> **What the task requires**: The records are to be repeated in full, with the images removed.

> **Dataset rows describing interfaces**:
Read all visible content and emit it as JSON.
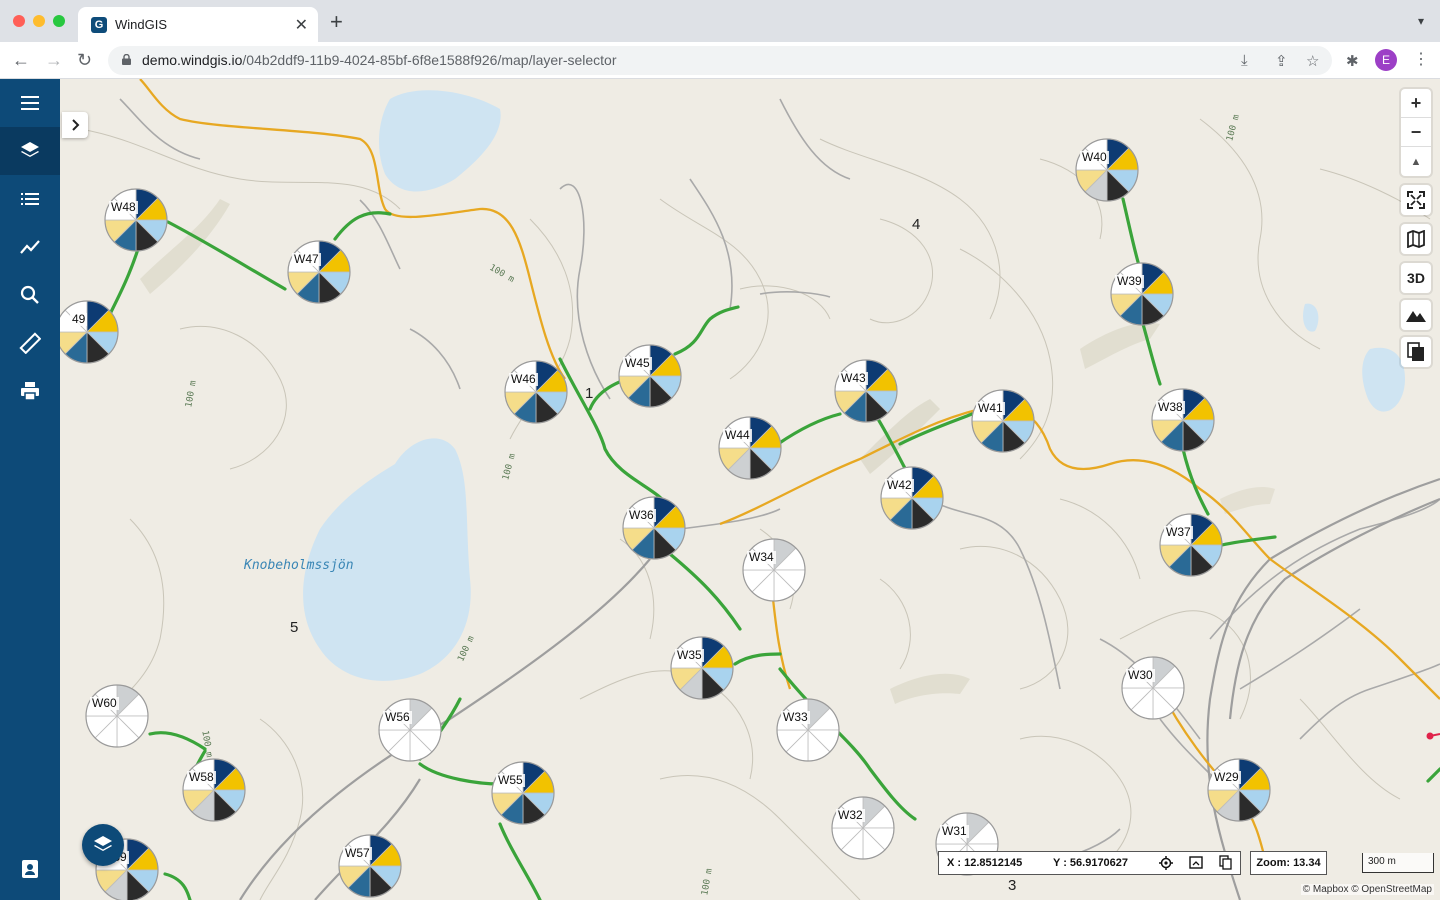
{
  "browser": {
    "tab_title": "WindGIS",
    "tab_favicon_letter": "G",
    "url_domain": "demo.windgis.io",
    "url_path": "/04b2ddf9-11b9-4024-85bf-6f8e1588f926/map/layer-selector",
    "profile_initial": "E"
  },
  "sidebar": {
    "items": [
      {
        "name": "menu-icon"
      },
      {
        "name": "layers-icon",
        "active": true
      },
      {
        "name": "list-icon"
      },
      {
        "name": "chart-icon"
      },
      {
        "name": "search-icon"
      },
      {
        "name": "ruler-icon"
      },
      {
        "name": "print-icon"
      },
      {
        "name": "contact-icon"
      }
    ]
  },
  "map": {
    "lake_label": "Knobeholmssjön",
    "area_numbers": [
      "4",
      "5",
      "1",
      "3"
    ],
    "contour_label": "100 m",
    "turbines": [
      {
        "id": "W48",
        "type": "full"
      },
      {
        "id": "W47",
        "type": "full"
      },
      {
        "id": "49",
        "type": "full"
      },
      {
        "id": "W46",
        "type": "full"
      },
      {
        "id": "W45",
        "type": "full"
      },
      {
        "id": "W44",
        "type": "partial"
      },
      {
        "id": "W43",
        "type": "full"
      },
      {
        "id": "W42",
        "type": "full"
      },
      {
        "id": "W41",
        "type": "full"
      },
      {
        "id": "W40",
        "type": "partial"
      },
      {
        "id": "W39",
        "type": "full"
      },
      {
        "id": "W38",
        "type": "full"
      },
      {
        "id": "W37",
        "type": "full"
      },
      {
        "id": "W36",
        "type": "full"
      },
      {
        "id": "W35",
        "type": "partial"
      },
      {
        "id": "W34",
        "type": "empty"
      },
      {
        "id": "W33",
        "type": "empty"
      },
      {
        "id": "W32",
        "type": "empty"
      },
      {
        "id": "W31",
        "type": "empty"
      },
      {
        "id": "W30",
        "type": "empty"
      },
      {
        "id": "W29",
        "type": "partial"
      },
      {
        "id": "W60",
        "type": "empty"
      },
      {
        "id": "W58",
        "type": "partial"
      },
      {
        "id": "W56",
        "type": "empty"
      },
      {
        "id": "W55",
        "type": "full"
      },
      {
        "id": "W57",
        "type": "full"
      },
      {
        "id": "W59",
        "type": "partial"
      }
    ],
    "colors": {
      "navy": "#0d3b73",
      "yellow": "#f2c200",
      "light_blue": "#a9d3ee",
      "dark": "#2b2b2b",
      "steel": "#2a6a96",
      "pale_yellow": "#f5dd8a",
      "grey": "#cdd0d2",
      "white": "#ffffff",
      "route_green": "#3aa43a",
      "road_orange": "#e7a822",
      "water": "#cfe4f2"
    }
  },
  "controls": {
    "zoom_in": "+",
    "zoom_out": "−",
    "compass": "▲",
    "three_d": "3D"
  },
  "status": {
    "x_coord": "X : 12.8512145",
    "y_coord": "Y : 56.9170627",
    "zoom": "Zoom: 13.34",
    "scale": "300 m",
    "attribution": "© Mapbox © OpenStreetMap"
  }
}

> **Worked solution**:
Read all visible content and emit it as JSON.
{
  "browser": {
    "tab_title": "WindGIS",
    "tab_favicon_letter": "G",
    "url_domain": "demo.windgis.io",
    "url_path": "/04b2ddf9-11b9-4024-85bf-6f8e1588f926/map/layer-selector",
    "profile_initial": "E"
  },
  "sidebar": {
    "items": [
      {
        "name": "menu-icon"
      },
      {
        "name": "layers-icon",
        "active": true
      },
      {
        "name": "list-icon"
      },
      {
        "name": "chart-icon"
      },
      {
        "name": "search-icon"
      },
      {
        "name": "ruler-icon"
      },
      {
        "name": "print-icon"
      },
      {
        "name": "contact-icon"
      }
    ]
  },
  "map": {
    "lake_label": "Knobeholmssjön",
    "area_numbers": [
      "4",
      "5",
      "1",
      "3"
    ],
    "contour_label": "100 m",
    "turbines": [
      {
        "id": "W48",
        "type": "full"
      },
      {
        "id": "W47",
        "type": "full"
      },
      {
        "id": "49",
        "type": "full"
      },
      {
        "id": "W46",
        "type": "full"
      },
      {
        "id": "W45",
        "type": "full"
      },
      {
        "id": "W44",
        "type": "partial"
      },
      {
        "id": "W43",
        "type": "full"
      },
      {
        "id": "W42",
        "type": "full"
      },
      {
        "id": "W41",
        "type": "full"
      },
      {
        "id": "W40",
        "type": "partial"
      },
      {
        "id": "W39",
        "type": "full"
      },
      {
        "id": "W38",
        "type": "full"
      },
      {
        "id": "W37",
        "type": "full"
      },
      {
        "id": "W36",
        "type": "full"
      },
      {
        "id": "W35",
        "type": "partial"
      },
      {
        "id": "W34",
        "type": "empty"
      },
      {
        "id": "W33",
        "type": "empty"
      },
      {
        "id": "W32",
        "type": "empty"
      },
      {
        "id": "W31",
        "type": "empty"
      },
      {
        "id": "W30",
        "type": "empty"
      },
      {
        "id": "W29",
        "type": "partial"
      },
      {
        "id": "W60",
        "type": "empty"
      },
      {
        "id": "W58",
        "type": "partial"
      },
      {
        "id": "W56",
        "type": "empty"
      },
      {
        "id": "W55",
        "type": "full"
      },
      {
        "id": "W57",
        "type": "full"
      },
      {
        "id": "W59",
        "type": "partial"
      }
    ],
    "colors": {
      "navy": "#0d3b73",
      "yellow": "#f2c200",
      "light_blue": "#a9d3ee",
      "dark": "#2b2b2b",
      "steel": "#2a6a96",
      "pale_yellow": "#f5dd8a",
      "grey": "#cdd0d2",
      "white": "#ffffff",
      "route_green": "#3aa43a",
      "road_orange": "#e7a822",
      "water": "#cfe4f2"
    }
  },
  "controls": {
    "zoom_in": "+",
    "zoom_out": "−",
    "compass": "▲",
    "three_d": "3D"
  },
  "status": {
    "x_coord": "X : 12.8512145",
    "y_coord": "Y : 56.9170627",
    "zoom": "Zoom: 13.34",
    "scale": "300 m",
    "attribution": "© Mapbox © OpenStreetMap"
  }
}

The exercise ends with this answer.